Below are the records; retype them exactly and omit each picture.

────────────────────

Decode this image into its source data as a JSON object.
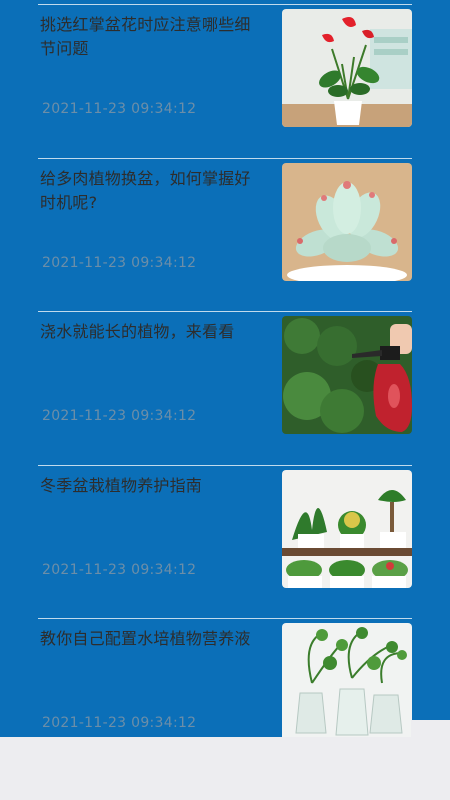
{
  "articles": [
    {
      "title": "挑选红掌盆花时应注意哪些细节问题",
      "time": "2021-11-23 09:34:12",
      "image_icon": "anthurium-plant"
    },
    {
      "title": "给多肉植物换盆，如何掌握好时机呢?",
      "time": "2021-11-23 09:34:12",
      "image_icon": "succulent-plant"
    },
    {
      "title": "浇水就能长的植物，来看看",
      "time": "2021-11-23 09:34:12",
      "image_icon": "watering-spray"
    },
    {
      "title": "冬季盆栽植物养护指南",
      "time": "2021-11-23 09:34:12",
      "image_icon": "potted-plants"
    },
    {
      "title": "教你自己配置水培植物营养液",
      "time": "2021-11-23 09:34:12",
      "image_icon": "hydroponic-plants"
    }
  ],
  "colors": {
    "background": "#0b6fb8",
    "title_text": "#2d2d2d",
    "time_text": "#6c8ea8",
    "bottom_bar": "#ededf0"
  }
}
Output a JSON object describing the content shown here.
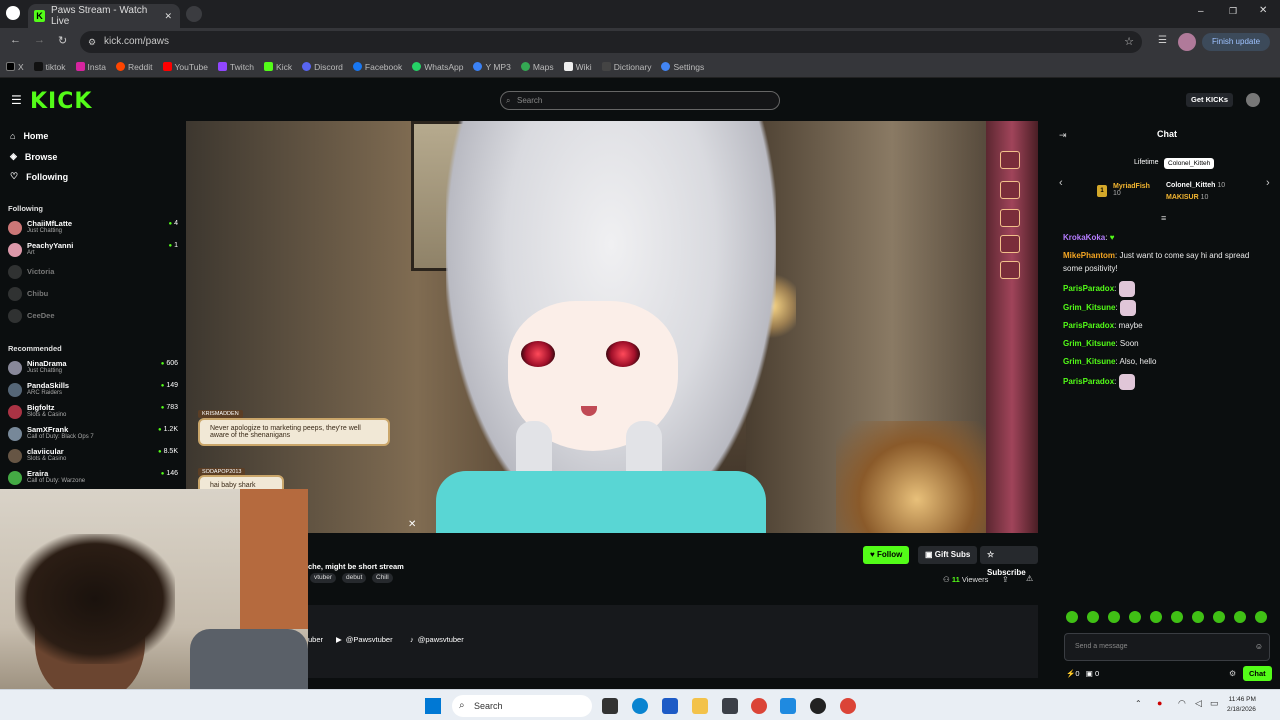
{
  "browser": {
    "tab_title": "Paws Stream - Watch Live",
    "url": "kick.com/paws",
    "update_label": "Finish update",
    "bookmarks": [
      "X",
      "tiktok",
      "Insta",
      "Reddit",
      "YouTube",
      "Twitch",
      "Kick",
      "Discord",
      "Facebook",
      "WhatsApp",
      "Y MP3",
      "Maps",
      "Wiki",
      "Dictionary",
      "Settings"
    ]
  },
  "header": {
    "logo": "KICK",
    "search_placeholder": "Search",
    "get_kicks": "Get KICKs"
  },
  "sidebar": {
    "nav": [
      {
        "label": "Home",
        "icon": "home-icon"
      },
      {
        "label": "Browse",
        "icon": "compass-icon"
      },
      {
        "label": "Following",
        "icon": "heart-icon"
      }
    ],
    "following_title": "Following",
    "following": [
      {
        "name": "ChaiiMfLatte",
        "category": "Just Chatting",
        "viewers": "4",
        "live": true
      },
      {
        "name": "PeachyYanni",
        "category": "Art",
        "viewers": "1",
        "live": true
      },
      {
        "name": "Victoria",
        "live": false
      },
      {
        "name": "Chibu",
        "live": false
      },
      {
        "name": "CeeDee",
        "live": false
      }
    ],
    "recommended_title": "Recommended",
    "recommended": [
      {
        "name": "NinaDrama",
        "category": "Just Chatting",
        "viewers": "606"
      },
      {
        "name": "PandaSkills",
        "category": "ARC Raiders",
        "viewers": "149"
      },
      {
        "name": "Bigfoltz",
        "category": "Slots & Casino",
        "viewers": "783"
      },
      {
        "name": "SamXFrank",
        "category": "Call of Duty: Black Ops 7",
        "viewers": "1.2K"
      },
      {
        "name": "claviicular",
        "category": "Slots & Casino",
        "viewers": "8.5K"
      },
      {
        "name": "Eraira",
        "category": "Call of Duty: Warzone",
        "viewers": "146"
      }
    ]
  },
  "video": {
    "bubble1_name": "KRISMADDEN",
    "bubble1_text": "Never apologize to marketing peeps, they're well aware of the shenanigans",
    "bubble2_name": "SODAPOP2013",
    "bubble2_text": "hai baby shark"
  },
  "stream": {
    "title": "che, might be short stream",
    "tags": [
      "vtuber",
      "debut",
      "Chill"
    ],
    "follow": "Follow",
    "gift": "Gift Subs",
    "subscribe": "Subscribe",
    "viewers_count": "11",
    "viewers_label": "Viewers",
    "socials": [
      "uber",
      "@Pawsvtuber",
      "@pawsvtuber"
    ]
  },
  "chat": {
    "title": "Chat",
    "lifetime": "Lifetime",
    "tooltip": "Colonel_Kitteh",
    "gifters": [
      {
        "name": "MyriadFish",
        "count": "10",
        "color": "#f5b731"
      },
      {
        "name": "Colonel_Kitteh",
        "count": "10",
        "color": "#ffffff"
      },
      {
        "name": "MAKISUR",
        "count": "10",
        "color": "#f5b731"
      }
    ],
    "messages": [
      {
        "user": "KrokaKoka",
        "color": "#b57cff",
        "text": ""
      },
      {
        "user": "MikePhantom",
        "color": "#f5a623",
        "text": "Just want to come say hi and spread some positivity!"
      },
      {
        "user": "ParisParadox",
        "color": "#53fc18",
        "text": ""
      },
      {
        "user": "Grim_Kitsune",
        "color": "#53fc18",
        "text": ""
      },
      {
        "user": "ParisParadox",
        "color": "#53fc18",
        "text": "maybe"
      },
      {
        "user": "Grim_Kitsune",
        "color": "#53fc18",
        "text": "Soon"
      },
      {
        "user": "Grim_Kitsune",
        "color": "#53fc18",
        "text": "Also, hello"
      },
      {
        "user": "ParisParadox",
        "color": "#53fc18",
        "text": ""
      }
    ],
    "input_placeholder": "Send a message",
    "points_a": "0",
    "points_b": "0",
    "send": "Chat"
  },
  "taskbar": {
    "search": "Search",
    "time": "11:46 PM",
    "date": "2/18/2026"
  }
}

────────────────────

FINISHED TASK:
Decode this image into its source data as a JSON object.
{
  "articles": [
    {
      "title": "挑选红掌盆花时应注意哪些细节问题",
      "time": "2021-11-23 09:34:12",
      "image_icon": "anthurium-plant"
    },
    {
      "title": "给多肉植物换盆，如何掌握好时机呢?",
      "time": "2021-11-23 09:34:12",
      "image_icon": "succulent-plant"
    },
    {
      "title": "浇水就能长的植物，来看看",
      "time": "2021-11-23 09:34:12",
      "image_icon": "watering-spray"
    },
    {
      "title": "冬季盆栽植物养护指南",
      "time": "2021-11-23 09:34:12",
      "image_icon": "potted-plants"
    },
    {
      "title": "教你自己配置水培植物营养液",
      "time": "2021-11-23 09:34:12",
      "image_icon": "hydroponic-plants"
    }
  ],
  "colors": {
    "background": "#0b6fb8",
    "title_text": "#2d2d2d",
    "time_text": "#6c8ea8",
    "bottom_bar": "#ededf0"
  }
}
Output a JSON object describing the content shown here.
{
  "browser": {
    "tab_title": "Paws Stream - Watch Live",
    "url": "kick.com/paws",
    "update_label": "Finish update",
    "bookmarks": [
      "X",
      "tiktok",
      "Insta",
      "Reddit",
      "YouTube",
      "Twitch",
      "Kick",
      "Discord",
      "Facebook",
      "WhatsApp",
      "Y MP3",
      "Maps",
      "Wiki",
      "Dictionary",
      "Settings"
    ]
  },
  "header": {
    "logo": "KICK",
    "search_placeholder": "Search",
    "get_kicks": "Get KICKs"
  },
  "sidebar": {
    "nav": [
      {
        "label": "Home",
        "icon": "home-icon"
      },
      {
        "label": "Browse",
        "icon": "compass-icon"
      },
      {
        "label": "Following",
        "icon": "heart-icon"
      }
    ],
    "following_title": "Following",
    "following": [
      {
        "name": "ChaiiMfLatte",
        "category": "Just Chatting",
        "viewers": "4",
        "live": true
      },
      {
        "name": "PeachyYanni",
        "category": "Art",
        "viewers": "1",
        "live": true
      },
      {
        "name": "Victoria",
        "live": false
      },
      {
        "name": "Chibu",
        "live": false
      },
      {
        "name": "CeeDee",
        "live": false
      }
    ],
    "recommended_title": "Recommended",
    "recommended": [
      {
        "name": "NinaDrama",
        "category": "Just Chatting",
        "viewers": "606"
      },
      {
        "name": "PandaSkills",
        "category": "ARC Raiders",
        "viewers": "149"
      },
      {
        "name": "Bigfoltz",
        "category": "Slots & Casino",
        "viewers": "783"
      },
      {
        "name": "SamXFrank",
        "category": "Call of Duty: Black Ops 7",
        "viewers": "1.2K"
      },
      {
        "name": "claviicular",
        "category": "Slots & Casino",
        "viewers": "8.5K"
      },
      {
        "name": "Eraira",
        "category": "Call of Duty: Warzone",
        "viewers": "146"
      }
    ]
  },
  "video": {
    "bubble1_name": "KRISMADDEN",
    "bubble1_text": "Never apologize to marketing peeps, they're well aware of the shenanigans",
    "bubble2_name": "SODAPOP2013",
    "bubble2_text": "hai baby shark"
  },
  "stream": {
    "title": "che, might be short stream",
    "tags": [
      "vtuber",
      "debut",
      "Chill"
    ],
    "follow": "Follow",
    "gift": "Gift Subs",
    "subscribe": "Subscribe",
    "viewers_count": "11",
    "viewers_label": "Viewers",
    "socials": [
      "uber",
      "@Pawsvtuber",
      "@pawsvtuber"
    ]
  },
  "chat": {
    "title": "Chat",
    "lifetime": "Lifetime",
    "tooltip": "Colonel_Kitteh",
    "gifters": [
      {
        "name": "MyriadFish",
        "count": "10",
        "color": "#f5b731"
      },
      {
        "name": "Colonel_Kitteh",
        "count": "10",
        "color": "#ffffff"
      },
      {
        "name": "MAKISUR",
        "count": "10",
        "color": "#f5b731"
      }
    ],
    "messages": [
      {
        "user": "KrokaKoka",
        "color": "#b57cff",
        "text": ""
      },
      {
        "user": "MikePhantom",
        "color": "#f5a623",
        "text": "Just want to come say hi and spread some positivity!"
      },
      {
        "user": "ParisParadox",
        "color": "#53fc18",
        "text": ""
      },
      {
        "user": "Grim_Kitsune",
        "color": "#53fc18",
        "text": ""
      },
      {
        "user": "ParisParadox",
        "color": "#53fc18",
        "text": "maybe"
      },
      {
        "user": "Grim_Kitsune",
        "color": "#53fc18",
        "text": "Soon"
      },
      {
        "user": "Grim_Kitsune",
        "color": "#53fc18",
        "text": "Also, hello"
      },
      {
        "user": "ParisParadox",
        "color": "#53fc18",
        "text": ""
      }
    ],
    "input_placeholder": "Send a message",
    "points_a": "0",
    "points_b": "0",
    "send": "Chat"
  },
  "taskbar": {
    "search": "Search",
    "time": "11:46 PM",
    "date": "2/18/2026"
  }
}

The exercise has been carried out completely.